Marat/Sade at the Leicester Phoenix Theatre, 1971
Ambitious performance provided stage for future stars
Students staged one of the most ambitious projects ever undertaken by an amateur theatre group – Peter Weiss’s play Marat/Sade – in 1971 at the Phoenix Theatre.
Written in 1963, it was considered very demanding. It was staged in the round, in one act, all actors on stage at all times.
The Leicester University Theatre production received “great critical acclaim – even from the Leicester Mercury. Many of those involved went into professional theatre, myself included,” says actor Keith Guest.
David Burrows, who designed the costumes (whose artwork is shown here), agrees, noting that Ken Drury, who played the Herald and later appeared in Four Weddings and a Funeral, “went on to have a pretty decent screen career as an actor”.
(Artwork reproduced by kind permission of David Burrows, 1971).
Archives and Special Collections
A wonderful resource covering 900 years
From medieval manuscripts to modern literature, our Archives and Special Collections span over 900 years and include books, manuscripts and items of regional, national and international significance. Many were donated, including a 12th century manuscript.
The Sue Townsend Collection contains literary, personal and business papers. Townsend was the author of the Adrian Mole series, and wrote plays, novels and for TV and radio.
The Orton Collection holds scripts, correspondence, photographs, ephemera and diaries of Joe Orton, and gives an insight into his life as a dramatist and his experiences of life as a gay man in the 1960s.
In our rare ‘Wicked Bible’ from 1631, the fourth commandment reads: “Thou shalt commit adultery.”
Sir Malcolm Sargent (1895-1967)
Proms leader and head of the first Music Department
Leicester, Leicestershire and Rutland College was fortunate to secure 26-year-old Dr Malcolm Sargent to head its Music Department in 1921.
He went on to conduct the BBC Promenade Concerts in the 1960s, his sense of theatre, elegant dress and panache winning him followers around the world.
When he started at Leicester, Sargent was already a local household name. He enthralled capacity audiences conducting the Leicester Symphony Orchestra at De Montfort Hall (pictured) and, with local operatic societies, brought colour, light and fun to post-war life.

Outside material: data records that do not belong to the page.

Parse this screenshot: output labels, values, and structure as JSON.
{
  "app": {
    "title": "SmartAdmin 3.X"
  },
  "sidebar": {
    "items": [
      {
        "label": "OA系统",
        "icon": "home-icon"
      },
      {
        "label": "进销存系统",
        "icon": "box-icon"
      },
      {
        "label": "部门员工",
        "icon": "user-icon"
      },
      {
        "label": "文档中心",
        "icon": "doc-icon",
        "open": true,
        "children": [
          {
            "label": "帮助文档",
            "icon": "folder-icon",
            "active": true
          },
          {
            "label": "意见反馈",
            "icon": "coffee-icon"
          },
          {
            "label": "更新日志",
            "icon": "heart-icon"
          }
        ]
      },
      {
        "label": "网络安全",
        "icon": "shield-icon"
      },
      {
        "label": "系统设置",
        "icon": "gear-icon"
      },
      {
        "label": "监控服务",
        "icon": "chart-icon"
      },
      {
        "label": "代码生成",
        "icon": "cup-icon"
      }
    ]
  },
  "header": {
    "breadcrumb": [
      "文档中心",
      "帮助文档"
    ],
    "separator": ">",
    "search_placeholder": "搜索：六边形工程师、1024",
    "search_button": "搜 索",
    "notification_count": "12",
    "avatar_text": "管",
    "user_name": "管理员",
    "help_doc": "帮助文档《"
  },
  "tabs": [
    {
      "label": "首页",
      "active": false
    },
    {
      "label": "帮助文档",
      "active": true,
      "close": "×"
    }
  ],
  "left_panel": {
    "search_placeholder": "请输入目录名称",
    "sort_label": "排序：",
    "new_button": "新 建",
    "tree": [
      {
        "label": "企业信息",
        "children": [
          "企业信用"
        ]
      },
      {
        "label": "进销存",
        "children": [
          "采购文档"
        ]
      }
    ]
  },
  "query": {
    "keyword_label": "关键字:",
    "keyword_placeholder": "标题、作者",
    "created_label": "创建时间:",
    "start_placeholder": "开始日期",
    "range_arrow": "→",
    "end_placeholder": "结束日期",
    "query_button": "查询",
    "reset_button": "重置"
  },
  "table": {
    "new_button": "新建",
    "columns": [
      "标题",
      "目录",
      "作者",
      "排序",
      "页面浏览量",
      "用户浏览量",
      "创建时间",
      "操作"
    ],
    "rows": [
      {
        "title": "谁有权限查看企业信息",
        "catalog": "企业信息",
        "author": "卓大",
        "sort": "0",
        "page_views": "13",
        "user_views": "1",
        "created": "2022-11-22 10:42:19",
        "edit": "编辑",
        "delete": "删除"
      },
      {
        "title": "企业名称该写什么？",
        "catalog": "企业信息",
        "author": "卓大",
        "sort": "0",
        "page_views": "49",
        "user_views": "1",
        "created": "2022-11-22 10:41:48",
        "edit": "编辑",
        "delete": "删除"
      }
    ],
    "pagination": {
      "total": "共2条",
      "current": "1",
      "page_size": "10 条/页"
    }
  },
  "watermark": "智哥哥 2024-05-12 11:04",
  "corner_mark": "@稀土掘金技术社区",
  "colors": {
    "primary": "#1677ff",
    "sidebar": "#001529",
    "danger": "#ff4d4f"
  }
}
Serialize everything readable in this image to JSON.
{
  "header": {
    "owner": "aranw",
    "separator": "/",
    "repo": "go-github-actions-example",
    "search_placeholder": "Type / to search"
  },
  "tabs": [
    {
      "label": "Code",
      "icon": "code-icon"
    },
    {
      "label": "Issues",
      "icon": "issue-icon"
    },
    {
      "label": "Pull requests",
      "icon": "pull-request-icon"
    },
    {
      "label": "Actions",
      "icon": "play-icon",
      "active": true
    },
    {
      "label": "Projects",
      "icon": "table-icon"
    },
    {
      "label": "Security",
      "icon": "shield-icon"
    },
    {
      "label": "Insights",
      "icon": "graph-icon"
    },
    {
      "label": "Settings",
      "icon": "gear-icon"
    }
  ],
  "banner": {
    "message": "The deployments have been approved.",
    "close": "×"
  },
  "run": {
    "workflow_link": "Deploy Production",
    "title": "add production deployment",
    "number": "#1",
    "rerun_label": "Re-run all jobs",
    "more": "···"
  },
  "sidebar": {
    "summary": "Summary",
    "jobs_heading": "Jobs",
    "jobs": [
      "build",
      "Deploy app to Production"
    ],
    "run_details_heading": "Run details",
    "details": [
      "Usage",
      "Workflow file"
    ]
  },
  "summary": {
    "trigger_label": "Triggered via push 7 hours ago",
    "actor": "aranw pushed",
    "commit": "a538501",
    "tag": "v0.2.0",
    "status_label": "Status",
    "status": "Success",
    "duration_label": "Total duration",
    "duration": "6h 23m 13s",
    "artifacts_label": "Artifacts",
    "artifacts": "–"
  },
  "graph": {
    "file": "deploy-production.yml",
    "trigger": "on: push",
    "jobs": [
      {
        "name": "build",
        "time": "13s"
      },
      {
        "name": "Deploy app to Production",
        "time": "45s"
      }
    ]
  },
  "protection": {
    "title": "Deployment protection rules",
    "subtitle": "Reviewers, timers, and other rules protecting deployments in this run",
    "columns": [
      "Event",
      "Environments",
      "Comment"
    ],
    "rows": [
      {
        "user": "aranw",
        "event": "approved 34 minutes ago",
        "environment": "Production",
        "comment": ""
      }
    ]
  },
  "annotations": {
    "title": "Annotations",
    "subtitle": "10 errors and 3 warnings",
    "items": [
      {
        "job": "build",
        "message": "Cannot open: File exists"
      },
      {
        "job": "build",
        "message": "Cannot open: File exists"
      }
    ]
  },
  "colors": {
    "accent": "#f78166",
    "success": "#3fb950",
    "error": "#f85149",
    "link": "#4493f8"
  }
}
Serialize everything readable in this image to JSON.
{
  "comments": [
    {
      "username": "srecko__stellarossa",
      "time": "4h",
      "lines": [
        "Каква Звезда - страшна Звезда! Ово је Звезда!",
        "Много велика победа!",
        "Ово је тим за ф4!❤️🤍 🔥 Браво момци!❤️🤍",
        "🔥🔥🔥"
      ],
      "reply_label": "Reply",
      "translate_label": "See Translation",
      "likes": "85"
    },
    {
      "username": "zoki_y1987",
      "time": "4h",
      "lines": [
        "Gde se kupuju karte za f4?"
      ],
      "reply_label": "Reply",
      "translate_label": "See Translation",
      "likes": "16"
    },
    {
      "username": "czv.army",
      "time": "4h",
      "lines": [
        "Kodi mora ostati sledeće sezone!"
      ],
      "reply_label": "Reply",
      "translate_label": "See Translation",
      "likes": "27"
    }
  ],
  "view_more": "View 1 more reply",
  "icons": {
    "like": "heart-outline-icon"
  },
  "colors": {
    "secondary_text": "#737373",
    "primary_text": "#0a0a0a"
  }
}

Academically, he gained a doctorate by the age of 24 after less than a year’s study on a course that would normally take five years. As a teacher, he offered something very special.
Digital heritage and culture
Research institute looks at heritage and culture through a digital prism
Our research has generated new ways of understanding heritage and culture in a digital age.
The origins of this work date back to 1966, when Leicester established the UK’s first centre for studying mass communication, and offered its first media and communications masters degree shortly after.
Since then, we have broken disciplinary boundaries, not least with our landmark ‘Representing Re-Formation’ project, which used space technology to help crack a Tudor art history mystery.
The inter-disciplinary work of our CAMEo Research Institute has explored (and challenged) dynamic relations between culture, media and economy.
And today, building on this legacy, our ‘One by One’ research initiative, brings together practitioners, policy-makers and technologies to help build digitally confident cultural industries around the world.
(Digital artwork reproduced by kind permission of Andrew Williams, 2012)
Attenborough Arts Centre
Inclusive arts centre created for all
The Richard Attenborough Centre for Disability and the Arts (now called Attenborough Arts Centre) was designed for all creatives, audiences and art admirers, disabled and non-disabled alike. It was opened by Diana, Princess of Wales in 1997, accompanied by Lord Richard Attenborough. Today, it is supported by his son, theatre director Michael (shown centre). Diana said: “In this beautiful building, I have met students in wheelchairs who were dancing, [visually impaired] artists creating superb sculptures and a painter who has been blind since birth.”
Our 100 artwork was commissioned from Amrit Birdi and AmCo Studio Ltd and is ©AmCo Studio Ltd unless stated.